#### Task item:
Extract the lines that carry the string "после" from the listing.

== Segment start ==

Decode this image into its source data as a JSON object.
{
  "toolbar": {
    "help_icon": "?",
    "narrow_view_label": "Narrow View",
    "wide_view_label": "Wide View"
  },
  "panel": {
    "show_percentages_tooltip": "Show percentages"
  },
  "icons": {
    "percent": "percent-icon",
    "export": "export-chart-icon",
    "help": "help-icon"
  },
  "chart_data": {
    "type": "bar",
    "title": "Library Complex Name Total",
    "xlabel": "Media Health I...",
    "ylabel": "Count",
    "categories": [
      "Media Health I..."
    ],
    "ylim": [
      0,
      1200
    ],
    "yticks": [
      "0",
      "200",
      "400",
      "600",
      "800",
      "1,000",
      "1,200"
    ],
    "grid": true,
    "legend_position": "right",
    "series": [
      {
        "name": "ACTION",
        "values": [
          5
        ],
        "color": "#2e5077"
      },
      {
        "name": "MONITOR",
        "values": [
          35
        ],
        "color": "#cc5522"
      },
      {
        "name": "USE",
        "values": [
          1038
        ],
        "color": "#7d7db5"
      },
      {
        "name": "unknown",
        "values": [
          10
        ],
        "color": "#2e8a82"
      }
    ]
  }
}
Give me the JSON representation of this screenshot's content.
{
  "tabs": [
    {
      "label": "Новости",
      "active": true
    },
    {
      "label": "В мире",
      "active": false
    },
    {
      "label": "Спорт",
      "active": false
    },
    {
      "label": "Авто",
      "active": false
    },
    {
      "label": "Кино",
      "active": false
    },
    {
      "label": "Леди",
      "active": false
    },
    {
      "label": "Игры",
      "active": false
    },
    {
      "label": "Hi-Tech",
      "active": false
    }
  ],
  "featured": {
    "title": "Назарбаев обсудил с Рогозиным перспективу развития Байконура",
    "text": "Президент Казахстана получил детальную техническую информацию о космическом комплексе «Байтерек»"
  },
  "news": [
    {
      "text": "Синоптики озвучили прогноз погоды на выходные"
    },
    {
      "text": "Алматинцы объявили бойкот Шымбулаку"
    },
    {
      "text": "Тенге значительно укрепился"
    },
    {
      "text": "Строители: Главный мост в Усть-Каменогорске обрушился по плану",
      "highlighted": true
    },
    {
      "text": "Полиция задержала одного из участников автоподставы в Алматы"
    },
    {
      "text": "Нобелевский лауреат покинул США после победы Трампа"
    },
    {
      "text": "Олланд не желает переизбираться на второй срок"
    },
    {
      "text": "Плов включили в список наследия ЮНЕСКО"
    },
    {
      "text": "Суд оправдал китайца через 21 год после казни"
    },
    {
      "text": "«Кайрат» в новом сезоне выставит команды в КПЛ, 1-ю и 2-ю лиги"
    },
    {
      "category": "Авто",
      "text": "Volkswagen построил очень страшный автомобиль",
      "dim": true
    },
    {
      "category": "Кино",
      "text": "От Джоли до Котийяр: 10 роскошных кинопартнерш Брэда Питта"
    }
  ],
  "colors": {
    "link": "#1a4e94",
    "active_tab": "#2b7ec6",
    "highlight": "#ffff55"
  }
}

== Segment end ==

#### Exercise response:
      "text": "Нобелевский лауреат покинул США после победы Трампа"
      "text": "Суд оправдал китайца через 21 год после казни"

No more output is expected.